--- Problem to solve ---
Each line of the data that mentions the string "name" needs to be identified and copied.

Extracted data below:

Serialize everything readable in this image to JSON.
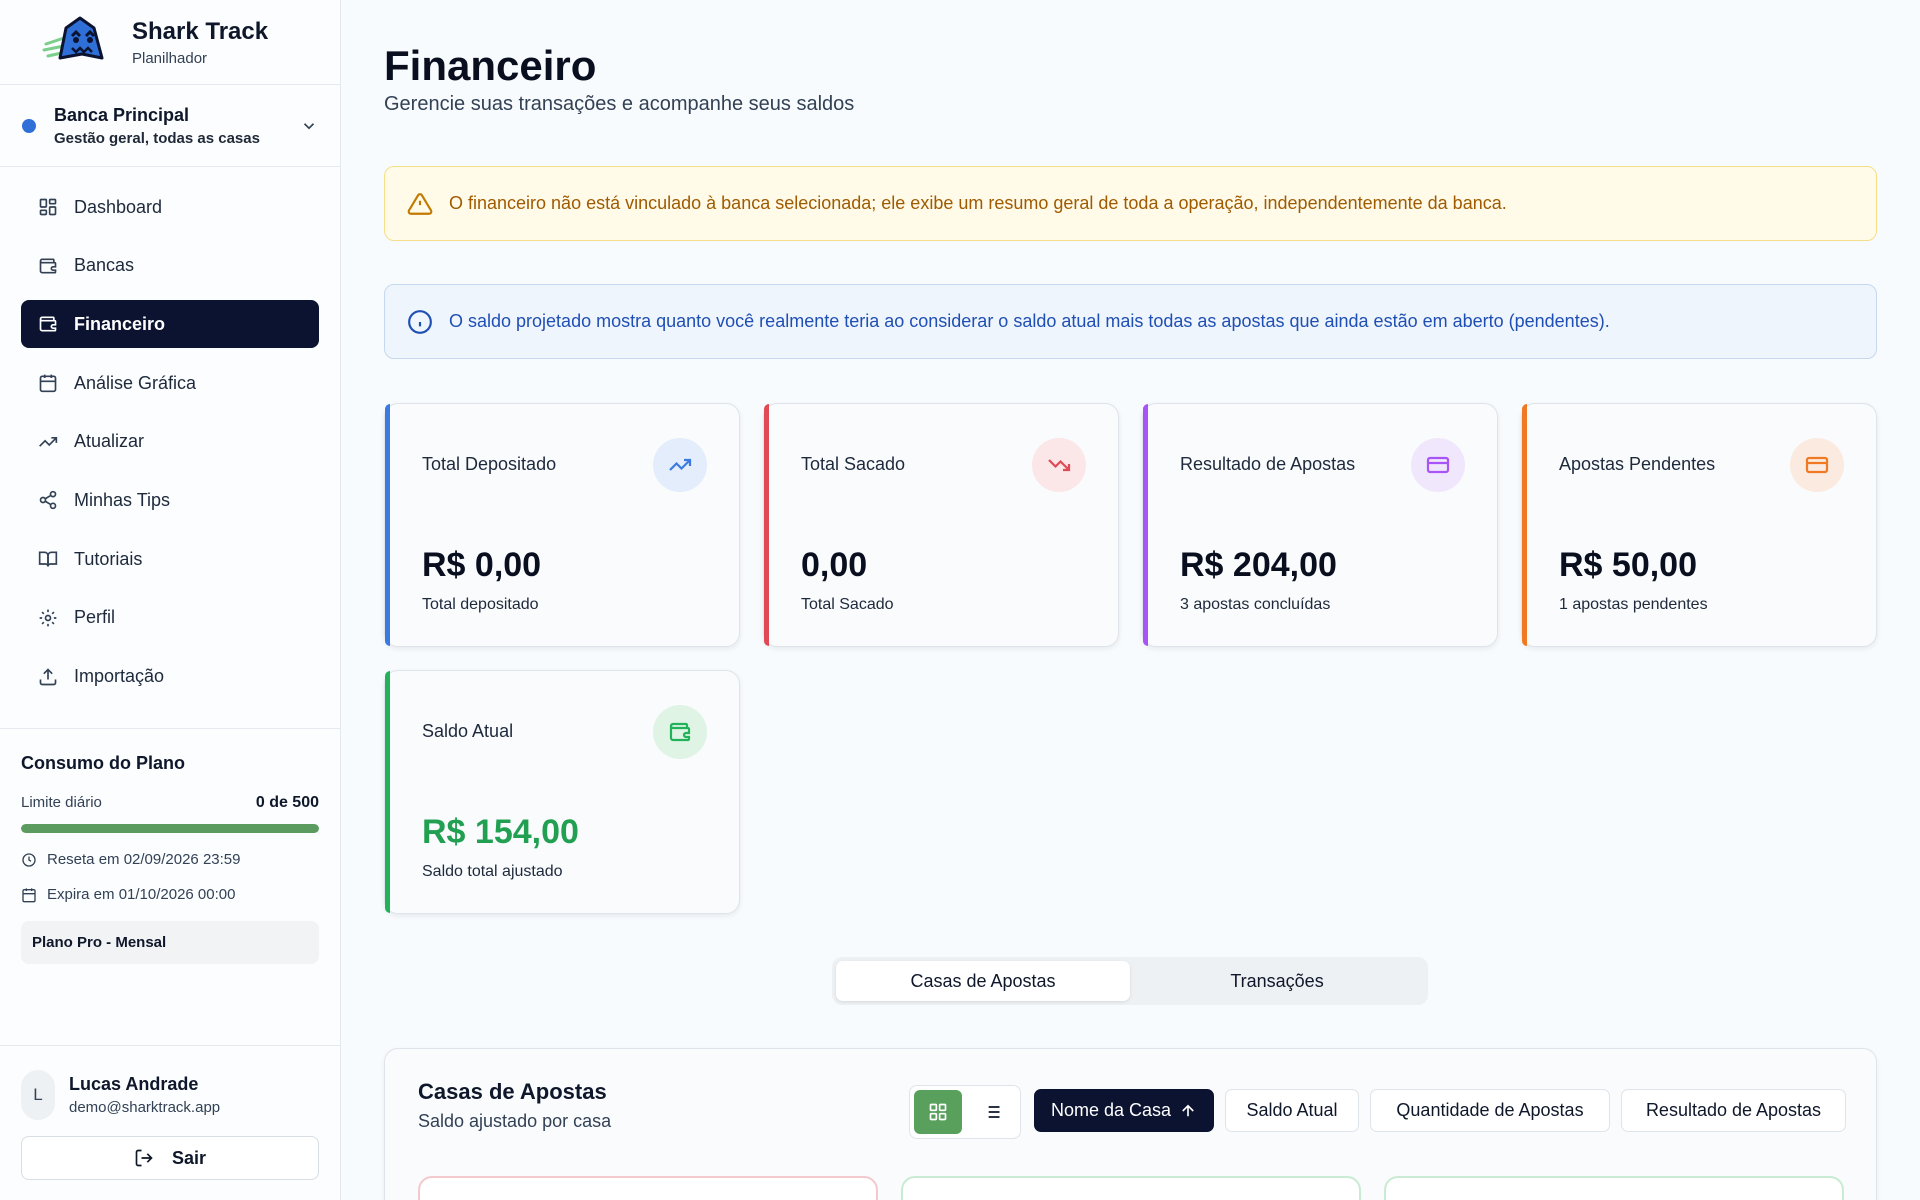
{
  "brand": {
    "name": "Shark Track",
    "subtitle": "Planilhador"
  },
  "bank": {
    "name": "Banca Principal",
    "description": "Gestão geral, todas as casas",
    "dot_color": "#2f6fd8"
  },
  "nav": {
    "items": [
      {
        "label": "Dashboard",
        "icon": "dashboard-icon"
      },
      {
        "label": "Bancas",
        "icon": "wallet-icon"
      },
      {
        "label": "Financeiro",
        "icon": "wallet-icon",
        "active": true
      },
      {
        "label": "Análise Gráfica",
        "icon": "calendar-icon"
      },
      {
        "label": "Atualizar",
        "icon": "trending-up-icon"
      },
      {
        "label": "Minhas Tips",
        "icon": "share-icon"
      },
      {
        "label": "Tutoriais",
        "icon": "book-icon"
      },
      {
        "label": "Perfil",
        "icon": "gear-icon"
      },
      {
        "label": "Importação",
        "icon": "upload-icon"
      }
    ]
  },
  "plan": {
    "title": "Consumo do Plano",
    "limit_label": "Limite diário",
    "limit_value": "0 de 500",
    "usage_fraction": 0.0,
    "reset": "Reseta em 02/09/2026 23:59",
    "expires": "Expira em 01/10/2026 00:00",
    "badge": "Plano Pro - Mensal"
  },
  "user": {
    "initial": "L",
    "name": "Lucas Andrade",
    "email": "demo@sharktrack.app",
    "logout_label": "Sair"
  },
  "page": {
    "title": "Financeiro",
    "subtitle": "Gerencie suas transações e acompanhe seus saldos"
  },
  "alerts": {
    "warning": "O financeiro não está vinculado à banca selecionada; ele exibe um resumo geral de toda a operação, independentemente da banca.",
    "info": "O saldo projetado mostra quanto você realmente teria ao considerar o saldo atual mais todas as apostas que ainda estão em aberto (pendentes)."
  },
  "cards": [
    {
      "label": "Total Depositado",
      "value": "R$ 0,00",
      "note": "Total depositado",
      "accent": "#3b7be0",
      "icon": "trending-up-icon"
    },
    {
      "label": "Total Sacado",
      "value": "0,00",
      "note": "Total Sacado",
      "accent": "#e04a55",
      "icon": "trending-down-icon"
    },
    {
      "label": "Resultado de Apostas",
      "value": "R$ 204,00",
      "note": "3 apostas concluídas",
      "accent": "#a855f7",
      "icon": "credit-card-icon"
    },
    {
      "label": "Apostas Pendentes",
      "value": "R$ 50,00",
      "note": "1 apostas pendentes",
      "accent": "#f07a24",
      "icon": "credit-card-icon"
    },
    {
      "label": "Saldo Atual",
      "value": "R$ 154,00",
      "note": "Saldo total ajustado",
      "accent": "#22b35a",
      "icon": "wallet-icon"
    }
  ],
  "tabs": [
    {
      "label": "Casas de Apostas",
      "active": true
    },
    {
      "label": "Transações"
    }
  ],
  "panel": {
    "title": "Casas de Apostas",
    "subtitle": "Saldo ajustado por casa",
    "sort_options": [
      {
        "label": "Nome da Casa",
        "active": true
      },
      {
        "label": "Saldo Atual"
      },
      {
        "label": "Quantidade de Apostas"
      },
      {
        "label": "Resultado de Apostas"
      }
    ]
  }
}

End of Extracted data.

--- Result for this exercise ---
    "name": "Shark Track",
    "name": "Banca Principal",
    "name": "Lucas Andrade",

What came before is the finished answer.